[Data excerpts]
>>

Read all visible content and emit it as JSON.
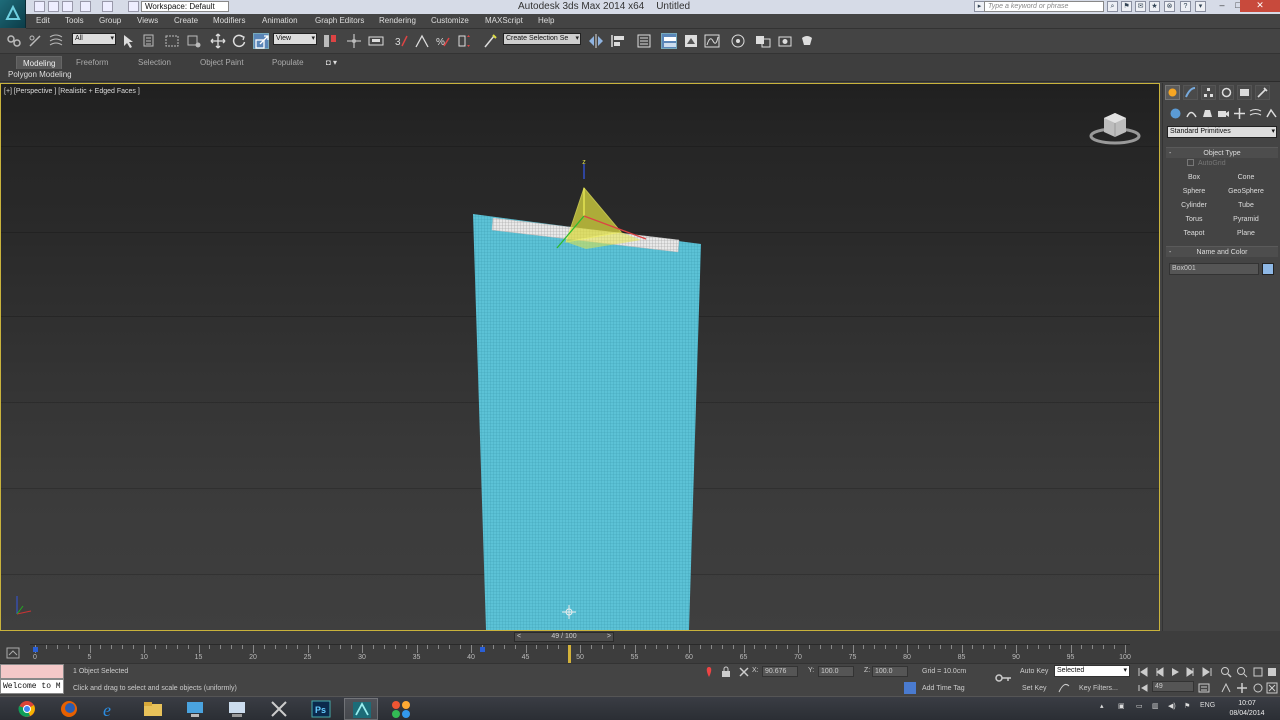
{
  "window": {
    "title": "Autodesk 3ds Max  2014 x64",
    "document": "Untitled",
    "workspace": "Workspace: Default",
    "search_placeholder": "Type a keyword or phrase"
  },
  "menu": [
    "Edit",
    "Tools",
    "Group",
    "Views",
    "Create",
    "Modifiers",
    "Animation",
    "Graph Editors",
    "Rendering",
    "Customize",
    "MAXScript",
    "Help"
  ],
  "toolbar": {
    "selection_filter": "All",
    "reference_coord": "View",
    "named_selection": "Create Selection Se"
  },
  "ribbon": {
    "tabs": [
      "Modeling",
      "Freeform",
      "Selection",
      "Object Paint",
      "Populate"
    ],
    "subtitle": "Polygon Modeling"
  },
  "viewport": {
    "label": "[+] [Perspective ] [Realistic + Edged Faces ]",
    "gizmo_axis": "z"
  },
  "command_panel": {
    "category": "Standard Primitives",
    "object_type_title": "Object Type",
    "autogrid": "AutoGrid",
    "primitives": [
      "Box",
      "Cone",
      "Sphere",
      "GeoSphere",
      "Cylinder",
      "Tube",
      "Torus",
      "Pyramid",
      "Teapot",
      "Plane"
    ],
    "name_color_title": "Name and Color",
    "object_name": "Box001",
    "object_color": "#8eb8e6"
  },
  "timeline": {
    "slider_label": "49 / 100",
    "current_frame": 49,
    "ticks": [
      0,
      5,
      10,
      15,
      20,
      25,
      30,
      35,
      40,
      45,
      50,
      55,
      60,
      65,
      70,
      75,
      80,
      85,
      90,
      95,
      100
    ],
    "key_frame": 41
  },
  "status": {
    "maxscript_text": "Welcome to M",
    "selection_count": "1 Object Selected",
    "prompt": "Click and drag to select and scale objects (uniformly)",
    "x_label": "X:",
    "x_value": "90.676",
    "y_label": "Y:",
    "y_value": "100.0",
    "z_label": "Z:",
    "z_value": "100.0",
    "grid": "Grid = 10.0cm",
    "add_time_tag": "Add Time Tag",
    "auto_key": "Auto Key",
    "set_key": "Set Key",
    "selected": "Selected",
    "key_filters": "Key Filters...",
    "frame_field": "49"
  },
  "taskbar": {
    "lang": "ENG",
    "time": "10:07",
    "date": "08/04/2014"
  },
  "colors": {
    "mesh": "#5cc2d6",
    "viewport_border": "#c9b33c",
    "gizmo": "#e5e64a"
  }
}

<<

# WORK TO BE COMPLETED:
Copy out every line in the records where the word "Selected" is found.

# SOLVED EXERCISE:
    "selection_count": "1 Object Selected",
    "selected": "Selected",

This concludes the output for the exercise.